Some Italian operators have also done well, taking advantage of their outlets to advertise their products online, since the ad ban came into effect. A number of retail brands, such as Snai, Eurobet, Goldbet and SKS365, have benefited from having their brands exposed on the streets, with many omni-channel brands increasing their share in the online market thanks to their prominence in retail.
In fact, Spanish operator Cirsa, owner of the online brand Sportium, suggests that it may be planning to follow suit. “Sportium has been working for months to redesign its strategy for adapting to the new post-pandemic and royal post-decree scenario,” said the company.
The statement continued: “Our firm commitment to an omnichannel / multichannel model – with a strong presence on all channels – reinforces our position in the new post-royal decree scenario.”
Certainly, the planned regulations will force the industry to be creative when it comes to reaching and retaining customers. This is likely to extend beyond branding, marketing and advertising, and to the products offered and the way operators interact with players, once they are on the brand’s website or in their location.
Sweden is perhaps an example of what the future holds, as operators have had to adapt significantly since the changes announced in 2019. The new licensing model has brought a bonus restriction, with licensed operators now allowed to offer bettors a bonus for the first time.

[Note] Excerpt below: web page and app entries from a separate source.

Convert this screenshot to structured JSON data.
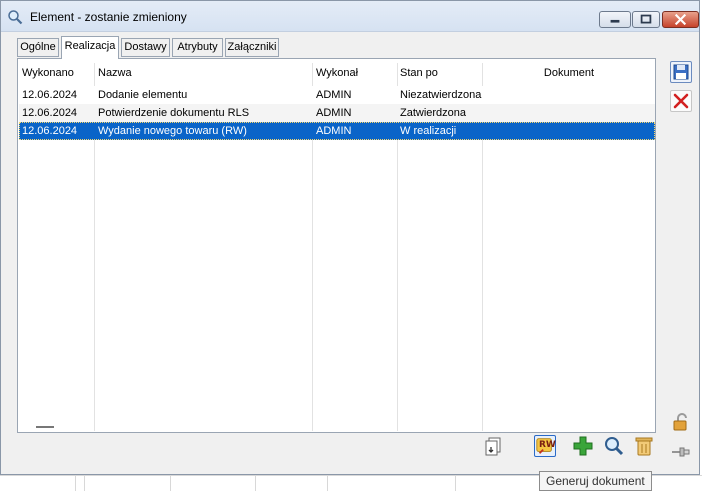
{
  "window": {
    "title": "Element - zostanie zmieniony"
  },
  "tabs": [
    {
      "label": "Ogólne",
      "active": false
    },
    {
      "label": "Realizacja",
      "active": true
    },
    {
      "label": "Dostawy",
      "active": false
    },
    {
      "label": "Atrybuty",
      "active": false
    },
    {
      "label": "Załączniki",
      "active": false
    }
  ],
  "table": {
    "columns": [
      "Wykonano",
      "Nazwa",
      "Wykonał",
      "Stan po",
      "Dokument"
    ],
    "rows": [
      {
        "date": "12.06.2024",
        "name": "Dodanie elementu",
        "by": "ADMIN",
        "state": "Niezatwierdzona",
        "doc": ""
      },
      {
        "date": "12.06.2024",
        "name": "Potwierdzenie dokumentu RLS",
        "by": "ADMIN",
        "state": "Zatwierdzona",
        "doc": ""
      },
      {
        "date": "12.06.2024",
        "name": "Wydanie nowego towaru (RW)",
        "by": "ADMIN",
        "state": "W realizacji",
        "doc": ""
      }
    ],
    "selected_row": 2
  },
  "toolbar": {
    "generate_label": "RW"
  },
  "tooltip": {
    "text": "Generuj dokument"
  },
  "colors": {
    "selection": "#0a64c8",
    "add_green": "#3aa53a",
    "cancel_red": "#d21f1f"
  },
  "icons": {
    "app": "magnifier-icon",
    "save": "floppy-disk-icon",
    "cancel": "red-x-icon",
    "docs": "documents-icon",
    "generate": "generate-document-icon",
    "add": "plus-icon",
    "search": "magnifier-icon",
    "delete": "trash-can-icon",
    "lock": "padlock-icon",
    "pin": "pin-icon"
  }
}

In general, sports betting operators took this seriously, innovating in products to keep their players instead of relying on regular bonuses. A similar transition from an acquisition-driven model to a retention-focused market model is certainly in the pipeline in Spain.
According to the new regulations, Spanish operators can at least offer some bonuses to existing customers, so this should help with their retention efforts.
Sweden also offers a lesson on the dangers posed by overly restrictive regimes, with the country’s plumbing failures increasingly attracting the attention of operators and legislators as the number of participants using illegal market sites increases.
In this regard, Jdigital’s stern warning that by withdrawing the rights of licensed operators the Spanish government is inadvertently giving the advantage to unscrupulous operators who hide their offshore operations appears to be valid.
More changes ahead for sports betting market
However, advertising controls appear to be only the first step in the government’s continued efforts to limit gambling in Spain. In December last year, the Ministry of Consumer Affairs launched a public consultation on a new draft Royal Decree, aimed at further increasing consumer protection measures in the gambling and betting sector.
Minister Alberto Garzón said that the decree will establish standards of action, intervention, control, prevention, awareness and treatment for the protection of players. Making the changes take effect would be a priority for the Ministry in 2021.
One of the planned changes could have a positive effect on the industry, as there is a plan to integrate Spain’s self-exclusion databases. Currently, they are maintained separately in each of the country’s autonomous regions. The combination of records was agreed in September 2020, with regional authorities granting up to one year to complete any technical work required to carry out the merger.
Few in the industry would argue against such a move, particularly due to the growing focus on minimizing damage to the player. Unfortunately, however, when combined with a ban on advertising by licensed operators, instead of reducing the game as the government intends, it can simply transfer the activity to the irregular market.
Arguments to this effect have been made repeatedly by operators across Europe, however, and are mostly ignored. If the recent regulatory changes in Italy, Germany and Sweden serve as a benchmark, sports betting companies in Spain may very well have many obstacles to overcome in the near future.